R-058. Evolution of the Emerging Vibrio cholerae Serogroup O75 and its Relationship to Vibrio cholerae O1 Classical Biotype

C. L. Tarr, M. B. Parsons, M. Miller, K. Greene, C. A. Bopp;
CDC, Atlanta, GA.

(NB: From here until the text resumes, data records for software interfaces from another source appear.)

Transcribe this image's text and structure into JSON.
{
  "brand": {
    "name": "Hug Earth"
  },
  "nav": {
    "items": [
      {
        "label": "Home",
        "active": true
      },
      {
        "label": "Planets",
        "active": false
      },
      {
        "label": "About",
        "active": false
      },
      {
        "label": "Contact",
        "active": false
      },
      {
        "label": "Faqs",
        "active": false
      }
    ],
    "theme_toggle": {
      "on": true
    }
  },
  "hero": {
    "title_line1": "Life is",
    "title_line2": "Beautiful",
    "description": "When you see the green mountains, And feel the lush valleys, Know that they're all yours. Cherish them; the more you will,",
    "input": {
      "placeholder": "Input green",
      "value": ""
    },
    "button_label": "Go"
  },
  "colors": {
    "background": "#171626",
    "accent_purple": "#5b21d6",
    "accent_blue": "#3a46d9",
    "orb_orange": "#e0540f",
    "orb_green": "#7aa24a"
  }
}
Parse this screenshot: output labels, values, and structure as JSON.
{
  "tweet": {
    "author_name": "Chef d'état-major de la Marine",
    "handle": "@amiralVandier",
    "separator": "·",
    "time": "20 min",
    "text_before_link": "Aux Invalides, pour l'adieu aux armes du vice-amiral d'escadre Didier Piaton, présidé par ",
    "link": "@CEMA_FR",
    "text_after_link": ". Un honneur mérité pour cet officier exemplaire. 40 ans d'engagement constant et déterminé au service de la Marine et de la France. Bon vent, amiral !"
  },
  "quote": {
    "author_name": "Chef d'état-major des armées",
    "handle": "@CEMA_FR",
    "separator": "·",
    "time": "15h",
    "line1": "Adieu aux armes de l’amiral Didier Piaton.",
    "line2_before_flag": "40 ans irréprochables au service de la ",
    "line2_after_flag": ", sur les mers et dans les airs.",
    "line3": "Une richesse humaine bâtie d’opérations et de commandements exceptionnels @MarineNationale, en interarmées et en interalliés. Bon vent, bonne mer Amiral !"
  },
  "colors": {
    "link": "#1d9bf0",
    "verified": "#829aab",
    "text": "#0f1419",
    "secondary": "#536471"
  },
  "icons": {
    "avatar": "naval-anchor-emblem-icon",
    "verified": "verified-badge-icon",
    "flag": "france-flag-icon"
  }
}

Over 200 serogroups of Vibrio cholerae have been identified, but few of these cause the severe watery diarrhea known as cholera. Toxigenic Vibrio cholerae [those producing cholera toxin (CT)] of serogroup O1 have historically been the cause of severe pandemics of cholera. Epidemiological data has documented changes both in the biotype of V. cholerae O1 (from classical to El Tor) and in the emergence of additional toxigenic strains in serogroups O139 and O141. Recently, toxigenic strains of V. cholerae serogroup O75 have been identified as a cause of severe illness in the United States. In addition to the CT gene, these strains also harbor a copy of tcpA, another virulence determinant in V. cholerae that resides on a pathogenicity island called the VPI. Interestingly, based on results of a PCR assay that detects the presence of tcpA alleles, some O75 strains appear to have a tcpA allele that is similar to the V. cholerae O1 classical biotype. The presence of a ‘classical’ allele in an emerging serogroup raises questions about the relationship between strains of serogroup O75 and serogroup O1 classical biotype. Do the O75 strains represent a lineage of epidemic strains that have undergone genetic exchange in the O-antigen biosynthesis region, or are they non-epidemic strains that have acquired some or all of the VPI from strains of the O1 classical biotype? We used nucleotide sequencing of housekeeping genes to examine the evolutionary relationship of an O75 strain to other V. cholerae strains. We also determined the nucleotide sequence of the tcpA gene in the O75 strain and compared it to sequences from other V. cholerae strains. The O75 strain did not fall into the cluster of strains that includes O1 classical biotype strains in trees constructed from housekeeping gene sequences. However, the tcpA sequence from the O75 strain did cluster with the tcpA sequences from classical O1 strains and some O37 strains. Our data are consistent with the hypothesis that the O75 strain is not related to V. cholerae O1 classical biotype but has instead recently acquired some part of the VPI that is closely related to the VPI of V. cholerae O1 classical biotype.